My family is also incredibly supportive. My grandparents ask for my music to be played to them on the speakers and my cousins ​​always share my music on their social media and get their friends involved as well which is wonderful. Overall this has been very positive and I am very grateful to all of my friends and family who have kind words to say about my projects.

Hana understands that not all South Asian homes are as united as hers and is open to other artists looking to discuss and support (the DM on Twitter, Instagram or Facebook):

I can only imagine how many potential talents there are and yet we are never allowed to witness it. My own house was unconventional for a brunette girl, I guess. My sister and I grew up in a single parent family, so there was also a massive emphasis on feminine energy and independence as a woman, which I think shaped me as a person considerably.
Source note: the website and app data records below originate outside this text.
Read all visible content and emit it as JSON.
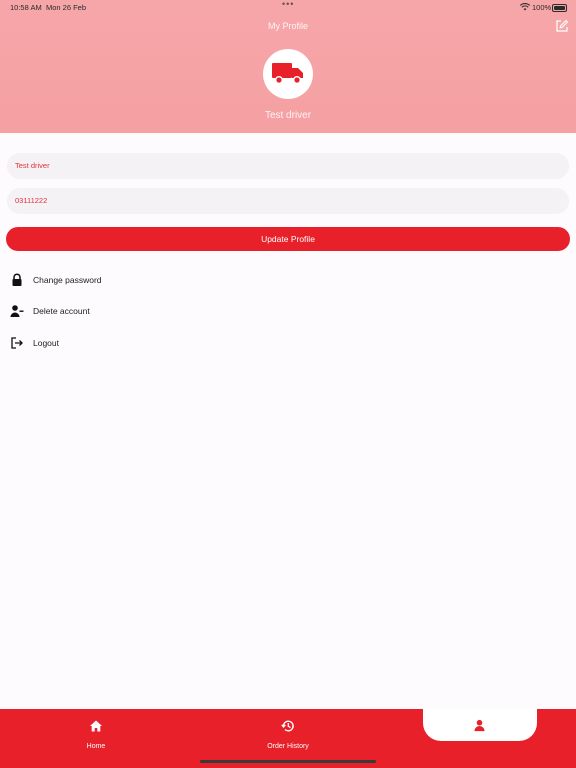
{
  "status_bar": {
    "time": "10:58 AM",
    "date": "Mon 26 Feb",
    "battery": "100%"
  },
  "header": {
    "title": "My Profile",
    "driver_name": "Test driver"
  },
  "form": {
    "name_value": "Test driver",
    "phone_value": "03111222",
    "update_label": "Update Profile"
  },
  "menu": [
    {
      "label": "Change password",
      "icon": "lock-icon"
    },
    {
      "label": "Delete account",
      "icon": "user-minus-icon"
    },
    {
      "label": "Logout",
      "icon": "logout-icon"
    }
  ],
  "bottom_nav": {
    "home_label": "Home",
    "history_label": "Order History",
    "active": "profile"
  },
  "colors": {
    "header": "#f5a0a3",
    "primary": "#e8202a",
    "field_bg": "#f4f2f4"
  }
}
For now, Hana is working on a full album, which she hopes to release next year, with a new song coming out very soon. Her advice for other brunette girls who want to go creative is fearlessness, learning from your mistakes, networking, and being smart with your money.

Not everyone will support you, like your job, or help you, but there will also be people who will like it and give you the best feedback, which will encourage you to keep going.

Arisa loomba

Arisa is an undergraduate history student at the University of Warwick and an avid participant in the field of student journalism. She plans to do a Masters in Migration History somewhere on the continent, and advance in journalism and get involved in the world of identity politics and diasporic writing so that hopefully other confused and self-proclaimed “coconuts” as it can make better sense of their place in the society. Arisa’s experience as a British Asian shaped her interest in migration, leading her to spend time in Naples as a volunteer with an NGO working on the social inclusion of refugees and asylum seekers. . She looks at identity through the lens of a historian, traveler and advocate of the arts. Arisa hopes to push boundaries and provide new perspectives on the makeup of South Asian communities around the world through her writings.

Lyle L. Maltby

Leave a Reply

Your email address will not be published.